Annamite striped rabbits are very similar in appearance to their sister species, Sumatran striped rabbits, but morphological and genetic data support species-level distinction.
Annamite striped rabbits are very similar in appearance to their sister species, Sumatran striped rabbits (Nesolagus netscheri). These two rabbits are sister taxa within the monophyletic genus Nesolagus. Both morphological and genetic data support species-level distinction from the Sumatran striped rabbit.
Descriptions of Nesolagus species are partly based on images made by camera traps. To capture the Sumatran striped rabbit, the cameras were set in the montane forests of Sumatra, while the Annamite Striped rabbit was seen in the Annamite mountain range of Laos and Vietnam. Both species of striped rabbit have seven brown or black stripes and a red rump and white underside.
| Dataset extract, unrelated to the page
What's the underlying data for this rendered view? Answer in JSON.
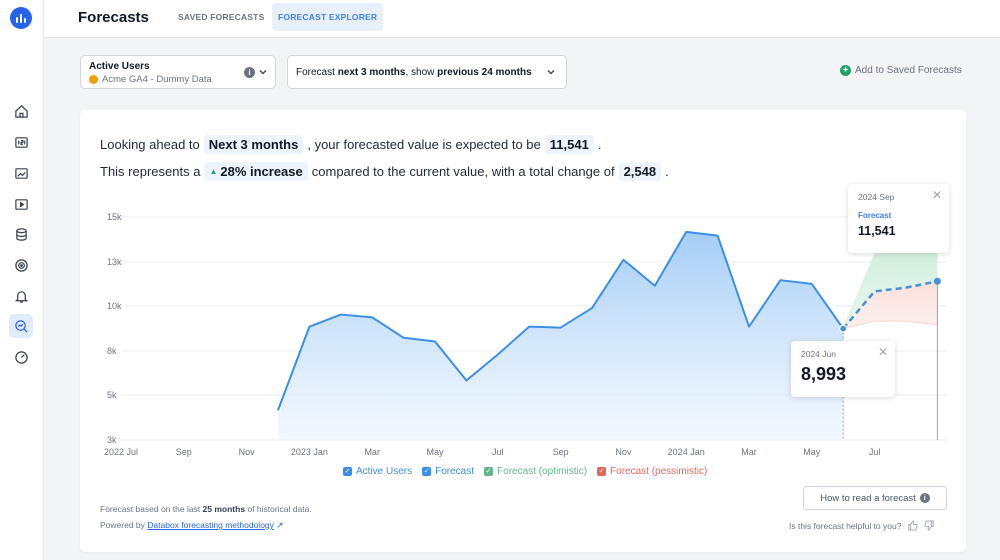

They are the only species of rabbits to have stripes. They are relatively small with a length of about 368–417 millimeters, with a tail of about 17 millimeters and ears about 43–45 millimeters long. Thus the ears of Nesolagus are only about half as long as in most rabbits, e.g. in the genus Lepus. Their fur is soft and dense, overlaid by longer, harsher hairs.
However, several skull features distinguish the Annamite striped rabbit from the Sumatran striped rabbit. The Annamite striped rabbit’s foramen lacerum is smaller and narrower mediolaterally than that of the Sumatran striped rabbit. The Annamite’s P2 is 93% the length of P3 and has two folds on its anterior side, whereas the Sumatran’s P2 is only 73% the length of P3 with one fold. Lastly, the Annamite’s greatest skull length is 12% larger at 78.9 millimeters versus 70 millimeters.
• Image | ©️ Bongopete, (CC BY-SA 4.0)
• Sources | (Averianov, Abramov, & Tikhonov, 2000; Hoedl, 2012; Jin, Tomida, Wang, & Zhang, 2010; Nowak, 1999; Surridge, Timmins, Hewitt, & Bell, 1999; Tilker, et al., 2019; The Wikimedia Foundation, 2021a, 2021b)